> _PROBLEM REQUIREMENTS_:
Read the records beneath this task and copy every line that contains the string "title".

> _GIVEN DATA_:
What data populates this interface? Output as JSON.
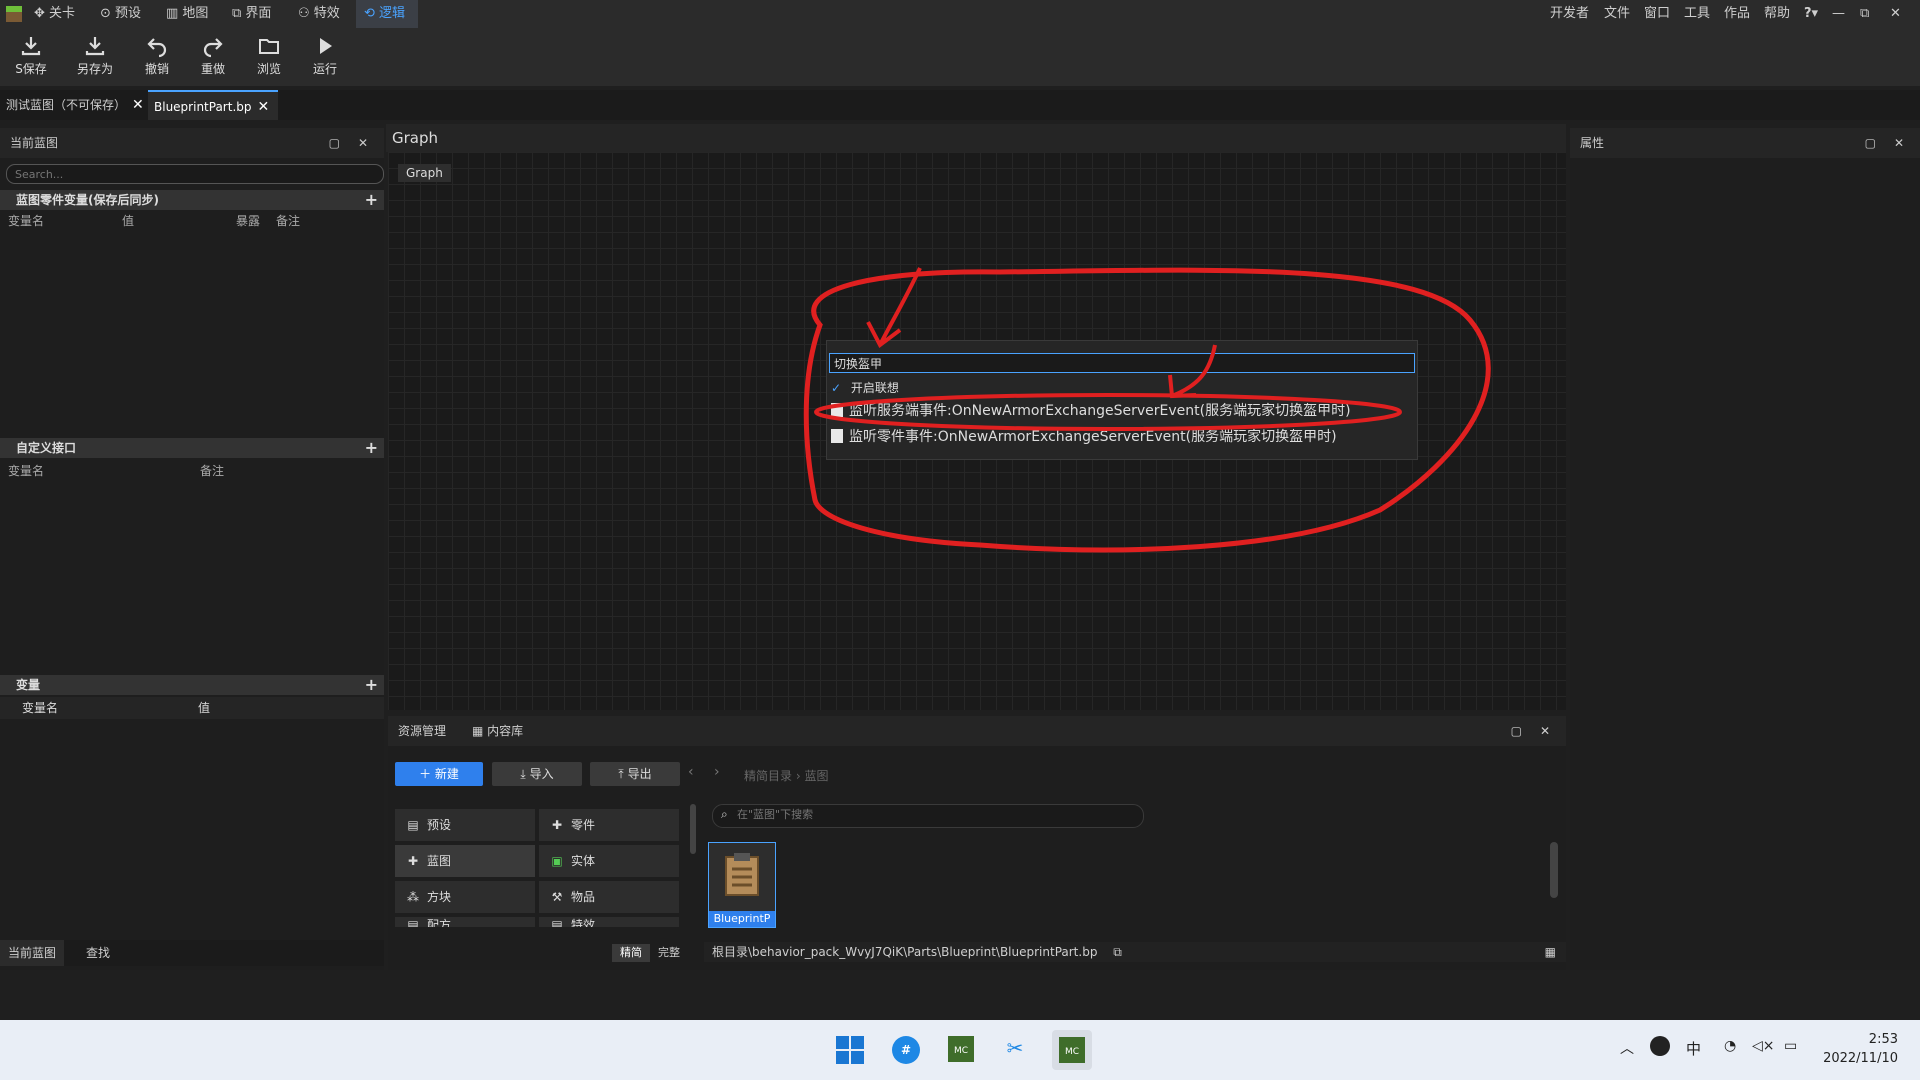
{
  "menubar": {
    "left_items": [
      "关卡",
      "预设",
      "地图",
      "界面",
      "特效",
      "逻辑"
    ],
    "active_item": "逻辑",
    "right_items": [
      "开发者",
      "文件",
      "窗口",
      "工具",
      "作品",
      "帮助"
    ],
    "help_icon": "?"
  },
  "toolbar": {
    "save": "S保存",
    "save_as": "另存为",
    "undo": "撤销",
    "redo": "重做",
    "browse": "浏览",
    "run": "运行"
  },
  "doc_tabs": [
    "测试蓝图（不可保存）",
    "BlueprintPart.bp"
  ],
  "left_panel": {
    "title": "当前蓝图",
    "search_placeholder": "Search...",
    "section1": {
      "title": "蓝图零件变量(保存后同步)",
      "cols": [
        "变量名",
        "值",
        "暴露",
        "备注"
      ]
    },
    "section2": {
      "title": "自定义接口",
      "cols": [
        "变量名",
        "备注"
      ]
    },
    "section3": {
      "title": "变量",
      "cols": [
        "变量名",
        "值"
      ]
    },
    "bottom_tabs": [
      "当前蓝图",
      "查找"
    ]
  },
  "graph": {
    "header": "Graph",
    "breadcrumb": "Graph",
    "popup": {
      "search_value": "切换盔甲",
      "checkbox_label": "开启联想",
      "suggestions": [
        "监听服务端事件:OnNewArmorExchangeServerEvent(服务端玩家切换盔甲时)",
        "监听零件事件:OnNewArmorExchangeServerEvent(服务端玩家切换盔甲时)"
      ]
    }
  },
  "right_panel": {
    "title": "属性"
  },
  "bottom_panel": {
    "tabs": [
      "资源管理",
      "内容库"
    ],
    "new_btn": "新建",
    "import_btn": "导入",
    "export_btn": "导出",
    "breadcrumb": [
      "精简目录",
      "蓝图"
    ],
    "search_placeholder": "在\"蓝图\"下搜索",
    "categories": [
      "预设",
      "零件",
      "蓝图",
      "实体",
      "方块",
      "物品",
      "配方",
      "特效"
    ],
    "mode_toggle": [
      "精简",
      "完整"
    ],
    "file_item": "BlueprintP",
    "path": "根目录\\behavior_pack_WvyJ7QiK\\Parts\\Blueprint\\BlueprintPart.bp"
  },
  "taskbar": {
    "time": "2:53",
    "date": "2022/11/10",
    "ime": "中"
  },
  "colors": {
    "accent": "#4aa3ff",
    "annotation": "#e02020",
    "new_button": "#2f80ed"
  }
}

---

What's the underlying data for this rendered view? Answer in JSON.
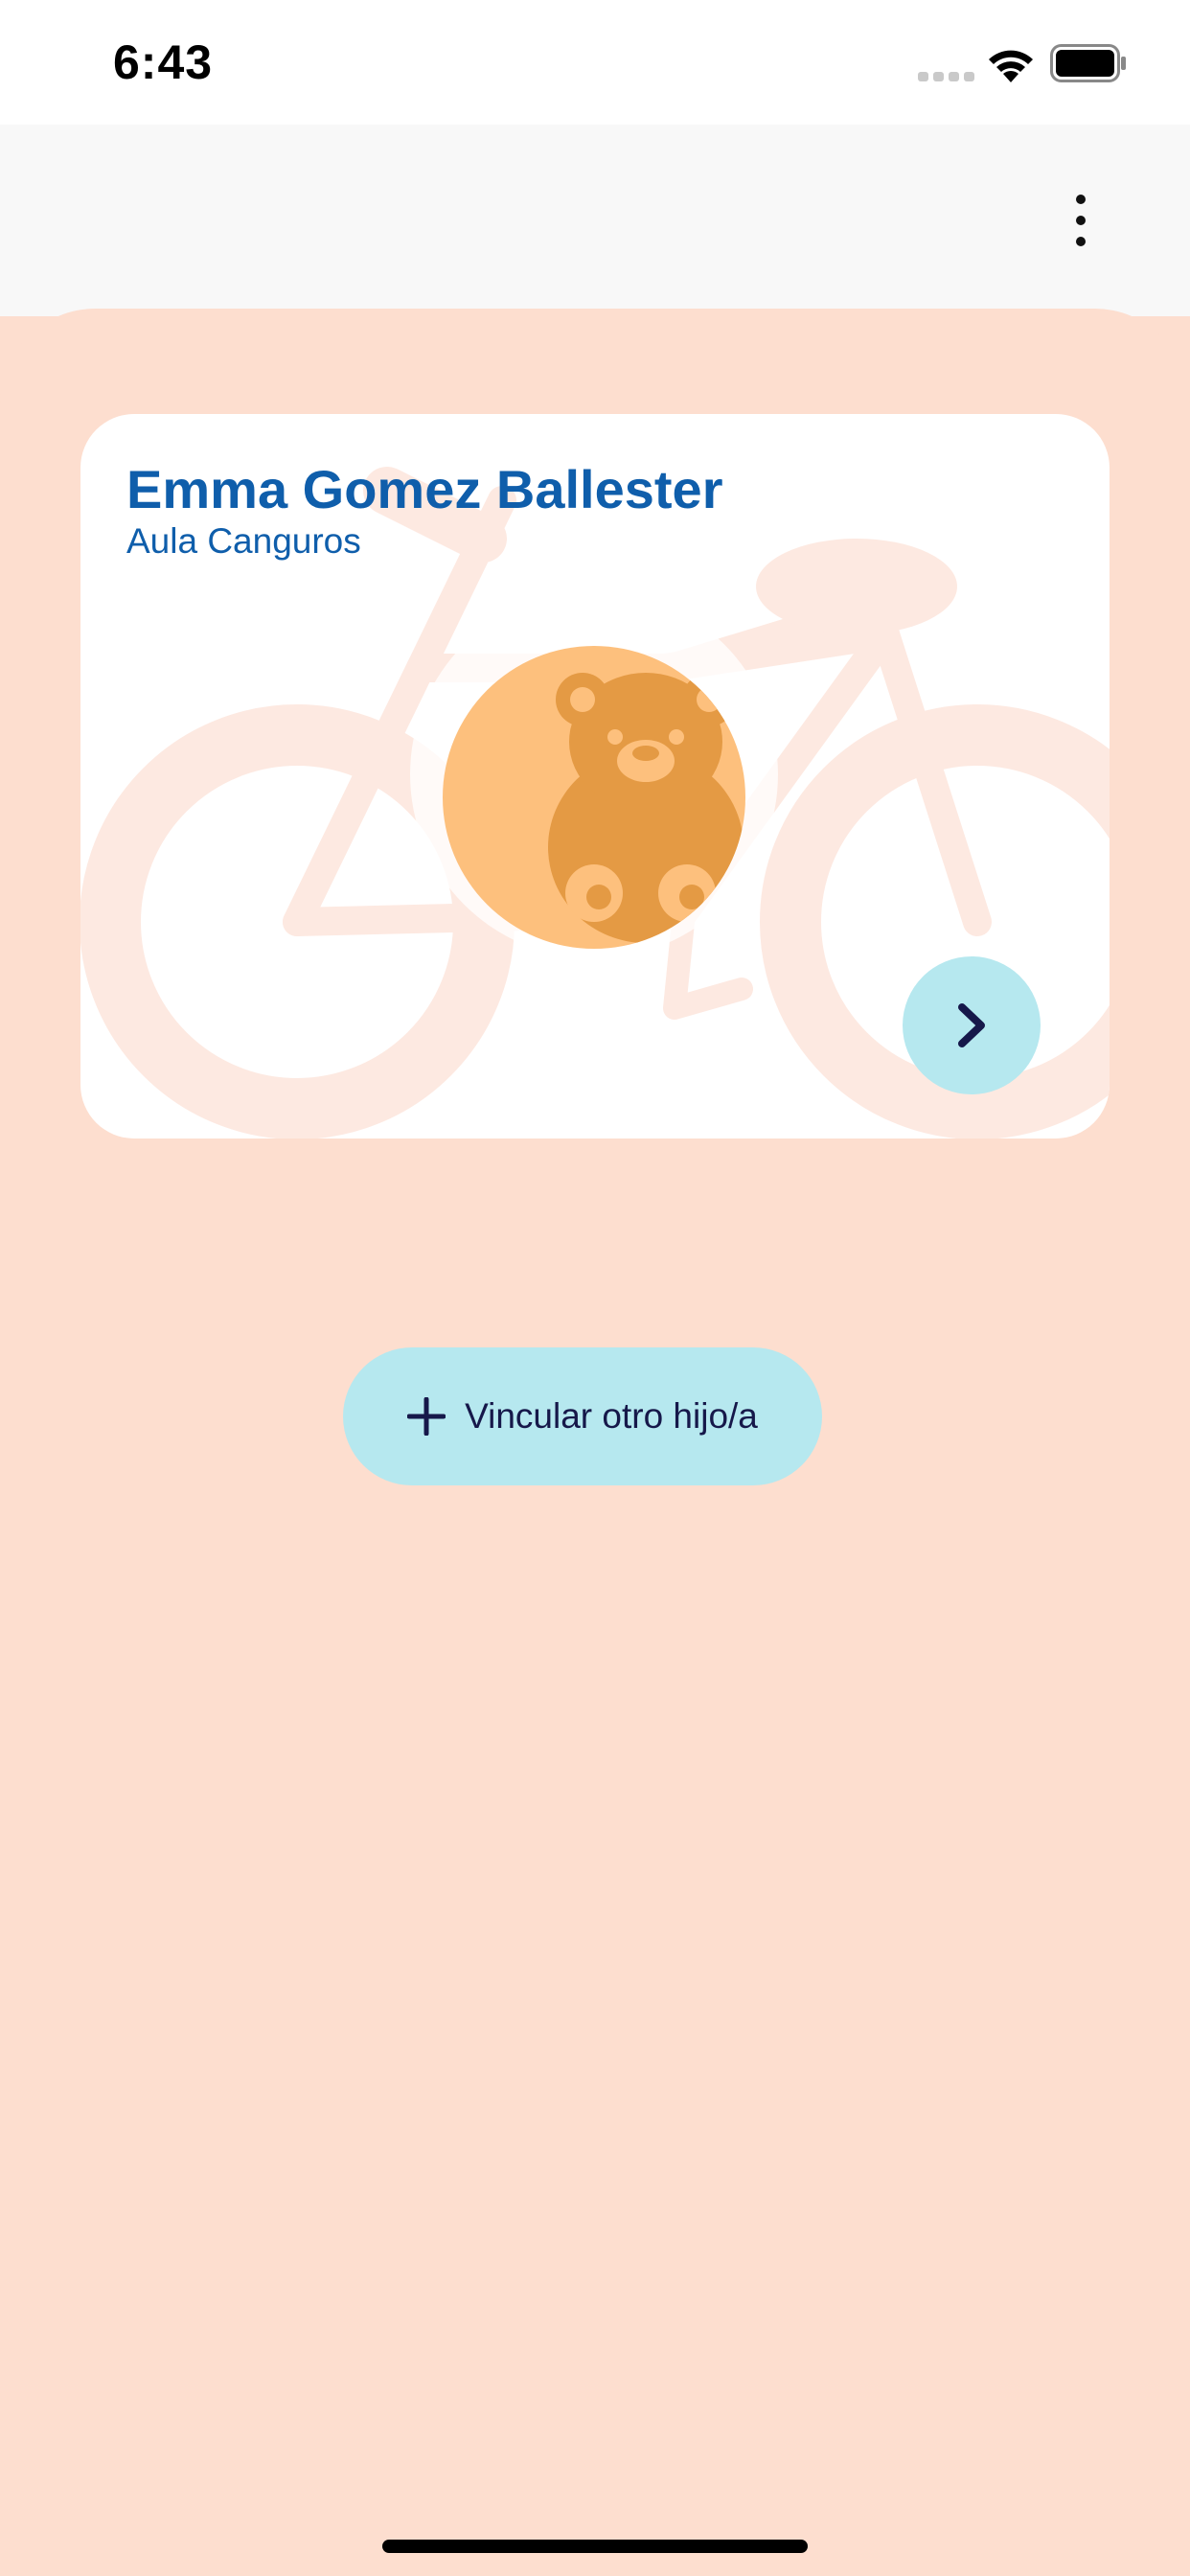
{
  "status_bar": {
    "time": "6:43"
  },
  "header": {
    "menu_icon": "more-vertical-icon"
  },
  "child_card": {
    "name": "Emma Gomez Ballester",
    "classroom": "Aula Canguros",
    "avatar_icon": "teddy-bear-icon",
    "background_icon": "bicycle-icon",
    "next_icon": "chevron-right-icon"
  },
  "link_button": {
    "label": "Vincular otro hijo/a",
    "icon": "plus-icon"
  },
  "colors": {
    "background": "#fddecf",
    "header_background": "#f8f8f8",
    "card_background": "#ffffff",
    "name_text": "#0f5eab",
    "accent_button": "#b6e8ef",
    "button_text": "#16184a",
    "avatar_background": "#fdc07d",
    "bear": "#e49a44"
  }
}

> _EXERCISE SOLUTION_:
    "title": "当前蓝图",
      "title": "蓝图零件变量(保存后同步)",
      "title": "自定义接口",
      "title": "变量",
    "title": "属性"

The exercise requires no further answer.